The U.S. Supreme Court’s 1973 decision in Keyes v. School District No. 1, Denver, Colorado, has had a profound and lasting effect on school desegregation litigation.
Hazelwood School District v. United States (1977) involved a dispute over inequitable hiring practices involving African American teachers.
In Grutter v. Bollinger (2003), the U.S. Supreme Court addressed the question of whether race could be considered in university admissions policies.
In Griggs v. Duke Power Company (1971), the U.S. Supreme Court first articulated how to review cases of disparate-impact discrimination under Title VII of the Civil Rights Act of 1964.
Brown v. Board of Education of Topeka, decided by the U.S. Supreme Court in 1954, triggered years of continued litigation related to the issue of desegregation of public schools throughout the United States.
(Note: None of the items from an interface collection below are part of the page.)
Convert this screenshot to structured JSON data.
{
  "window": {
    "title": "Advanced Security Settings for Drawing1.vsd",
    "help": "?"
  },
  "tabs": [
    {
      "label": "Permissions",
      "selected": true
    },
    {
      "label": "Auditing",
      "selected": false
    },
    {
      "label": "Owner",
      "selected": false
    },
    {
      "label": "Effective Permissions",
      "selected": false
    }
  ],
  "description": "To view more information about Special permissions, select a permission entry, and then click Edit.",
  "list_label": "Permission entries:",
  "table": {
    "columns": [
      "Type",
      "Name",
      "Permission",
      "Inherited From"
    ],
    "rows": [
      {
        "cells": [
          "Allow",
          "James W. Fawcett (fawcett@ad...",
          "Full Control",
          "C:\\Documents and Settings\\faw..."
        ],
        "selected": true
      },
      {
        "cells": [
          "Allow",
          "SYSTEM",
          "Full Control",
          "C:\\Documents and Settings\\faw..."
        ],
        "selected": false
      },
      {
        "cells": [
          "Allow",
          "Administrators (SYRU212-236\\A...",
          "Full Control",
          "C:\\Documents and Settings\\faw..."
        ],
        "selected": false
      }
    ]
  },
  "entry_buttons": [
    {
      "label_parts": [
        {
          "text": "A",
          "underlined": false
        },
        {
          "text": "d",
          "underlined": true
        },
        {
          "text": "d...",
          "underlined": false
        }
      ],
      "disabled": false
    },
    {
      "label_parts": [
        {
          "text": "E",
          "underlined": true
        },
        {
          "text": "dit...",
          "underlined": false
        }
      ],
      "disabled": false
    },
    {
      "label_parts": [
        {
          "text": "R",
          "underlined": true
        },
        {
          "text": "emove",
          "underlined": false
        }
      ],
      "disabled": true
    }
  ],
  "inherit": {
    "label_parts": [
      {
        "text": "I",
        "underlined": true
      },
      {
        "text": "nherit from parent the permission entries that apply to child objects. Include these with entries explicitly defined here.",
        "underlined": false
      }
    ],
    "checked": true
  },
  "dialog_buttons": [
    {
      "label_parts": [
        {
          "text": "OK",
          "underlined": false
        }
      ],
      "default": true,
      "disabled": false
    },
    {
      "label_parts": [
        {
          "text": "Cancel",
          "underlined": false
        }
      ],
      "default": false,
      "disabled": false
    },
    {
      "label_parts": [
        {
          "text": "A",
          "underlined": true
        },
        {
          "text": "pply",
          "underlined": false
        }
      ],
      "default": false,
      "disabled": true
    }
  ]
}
At issue in Green v. County School Board of New Kent County (1968) was whether a school board’s adoption of a “freedom of choice” plan for the purpose of desegregating a school system constituted adequate compliance with its responsibility to achieve a unitary racially nondiscriminatory school system. . .